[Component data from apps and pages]
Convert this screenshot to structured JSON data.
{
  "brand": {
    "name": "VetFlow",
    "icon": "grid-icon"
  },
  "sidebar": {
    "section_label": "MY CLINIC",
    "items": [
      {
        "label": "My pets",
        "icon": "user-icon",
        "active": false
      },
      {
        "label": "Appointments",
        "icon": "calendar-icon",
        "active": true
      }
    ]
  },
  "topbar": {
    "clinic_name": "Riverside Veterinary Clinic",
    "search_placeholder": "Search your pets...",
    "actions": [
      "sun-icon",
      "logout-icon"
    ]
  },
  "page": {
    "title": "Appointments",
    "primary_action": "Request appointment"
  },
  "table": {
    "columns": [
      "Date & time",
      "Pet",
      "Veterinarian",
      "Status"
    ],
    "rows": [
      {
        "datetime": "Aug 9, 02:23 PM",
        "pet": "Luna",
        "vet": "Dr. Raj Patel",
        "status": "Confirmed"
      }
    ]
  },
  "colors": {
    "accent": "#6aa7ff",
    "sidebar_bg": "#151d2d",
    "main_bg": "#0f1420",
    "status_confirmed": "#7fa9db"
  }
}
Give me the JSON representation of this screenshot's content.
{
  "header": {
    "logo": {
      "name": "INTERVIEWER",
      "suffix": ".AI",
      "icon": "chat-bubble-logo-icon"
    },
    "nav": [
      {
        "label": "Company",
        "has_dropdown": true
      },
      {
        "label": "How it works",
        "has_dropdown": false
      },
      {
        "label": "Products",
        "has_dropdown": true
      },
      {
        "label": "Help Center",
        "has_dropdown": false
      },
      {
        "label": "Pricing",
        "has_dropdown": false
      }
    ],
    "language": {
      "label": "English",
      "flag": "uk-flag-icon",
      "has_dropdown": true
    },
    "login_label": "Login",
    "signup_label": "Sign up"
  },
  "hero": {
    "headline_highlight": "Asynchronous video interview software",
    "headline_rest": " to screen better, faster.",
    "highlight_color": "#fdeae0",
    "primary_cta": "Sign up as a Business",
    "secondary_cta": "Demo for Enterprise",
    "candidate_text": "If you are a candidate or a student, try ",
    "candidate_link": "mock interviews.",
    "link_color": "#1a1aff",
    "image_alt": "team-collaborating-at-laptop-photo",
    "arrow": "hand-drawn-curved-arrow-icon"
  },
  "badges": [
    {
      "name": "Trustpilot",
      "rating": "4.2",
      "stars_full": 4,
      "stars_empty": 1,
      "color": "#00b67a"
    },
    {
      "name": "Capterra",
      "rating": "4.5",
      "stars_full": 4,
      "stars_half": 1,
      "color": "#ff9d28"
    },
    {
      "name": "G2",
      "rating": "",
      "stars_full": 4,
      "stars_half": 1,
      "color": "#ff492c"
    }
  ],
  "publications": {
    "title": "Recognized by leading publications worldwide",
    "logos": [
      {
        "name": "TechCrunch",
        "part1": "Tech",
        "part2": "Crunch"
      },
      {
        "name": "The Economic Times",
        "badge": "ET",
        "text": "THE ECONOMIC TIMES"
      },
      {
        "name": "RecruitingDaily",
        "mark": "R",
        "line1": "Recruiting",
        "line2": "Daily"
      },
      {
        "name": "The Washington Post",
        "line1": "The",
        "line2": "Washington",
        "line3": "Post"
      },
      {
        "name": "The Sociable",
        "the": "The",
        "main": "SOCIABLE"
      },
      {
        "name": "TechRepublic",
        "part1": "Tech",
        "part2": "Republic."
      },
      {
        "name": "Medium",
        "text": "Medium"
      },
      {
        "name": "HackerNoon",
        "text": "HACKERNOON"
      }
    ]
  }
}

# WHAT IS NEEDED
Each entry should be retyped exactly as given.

# SOLUTION
Convert this screenshot to structured JSON data.
{
  "brand": {
    "name": "VetFlow",
    "icon": "grid-icon"
  },
  "sidebar": {
    "section_label": "MY CLINIC",
    "items": [
      {
        "label": "My pets",
        "icon": "user-icon",
        "active": false
      },
      {
        "label": "Appointments",
        "icon": "calendar-icon",
        "active": true
      }
    ]
  },
  "topbar": {
    "clinic_name": "Riverside Veterinary Clinic",
    "search_placeholder": "Search your pets...",
    "actions": [
      "sun-icon",
      "logout-icon"
    ]
  },
  "page": {
    "title": "Appointments",
    "primary_action": "Request appointment"
  },
  "table": {
    "columns": [
      "Date & time",
      "Pet",
      "Veterinarian",
      "Status"
    ],
    "rows": [
      {
        "datetime": "Aug 9, 02:23 PM",
        "pet": "Luna",
        "vet": "Dr. Raj Patel",
        "status": "Confirmed"
      }
    ]
  },
  "colors": {
    "accent": "#6aa7ff",
    "sidebar_bg": "#151d2d",
    "main_bg": "#0f1420",
    "status_confirmed": "#7fa9db"
  }
}
Give me the JSON representation of this screenshot's content.
{
  "header": {
    "logo": {
      "name": "INTERVIEWER",
      "suffix": ".AI",
      "icon": "chat-bubble-logo-icon"
    },
    "nav": [
      {
        "label": "Company",
        "has_dropdown": true
      },
      {
        "label": "How it works",
        "has_dropdown": false
      },
      {
        "label": "Products",
        "has_dropdown": true
      },
      {
        "label": "Help Center",
        "has_dropdown": false
      },
      {
        "label": "Pricing",
        "has_dropdown": false
      }
    ],
    "language": {
      "label": "English",
      "flag": "uk-flag-icon",
      "has_dropdown": true
    },
    "login_label": "Login",
    "signup_label": "Sign up"
  },
  "hero": {
    "headline_highlight": "Asynchronous video interview software",
    "headline_rest": " to screen better, faster.",
    "highlight_color": "#fdeae0",
    "primary_cta": "Sign up as a Business",
    "secondary_cta": "Demo for Enterprise",
    "candidate_text": "If you are a candidate or a student, try ",
    "candidate_link": "mock interviews.",
    "link_color": "#1a1aff",
    "image_alt": "team-collaborating-at-laptop-photo",
    "arrow": "hand-drawn-curved-arrow-icon"
  },
  "badges": [
    {
      "name": "Trustpilot",
      "rating": "4.2",
      "stars_full": 4,
      "stars_empty": 1,
      "color": "#00b67a"
    },
    {
      "name": "Capterra",
      "rating": "4.5",
      "stars_full": 4,
      "stars_half": 1,
      "color": "#ff9d28"
    },
    {
      "name": "G2",
      "rating": "",
      "stars_full": 4,
      "stars_half": 1,
      "color": "#ff492c"
    }
  ],
  "publications": {
    "title": "Recognized by leading publications worldwide",
    "logos": [
      {
        "name": "TechCrunch",
        "part1": "Tech",
        "part2": "Crunch"
      },
      {
        "name": "The Economic Times",
        "badge": "ET",
        "text": "THE ECONOMIC TIMES"
      },
      {
        "name": "RecruitingDaily",
        "mark": "R",
        "line1": "Recruiting",
        "line2": "Daily"
      },
      {
        "name": "The Washington Post",
        "line1": "The",
        "line2": "Washington",
        "line3": "Post"
      },
      {
        "name": "The Sociable",
        "the": "The",
        "main": "SOCIABLE"
      },
      {
        "name": "TechRepublic",
        "part1": "Tech",
        "part2": "Republic."
      },
      {
        "name": "Medium",
        "text": "Medium"
      },
      {
        "name": "HackerNoon",
        "text": "HACKERNOON"
      }
    ]
  }
}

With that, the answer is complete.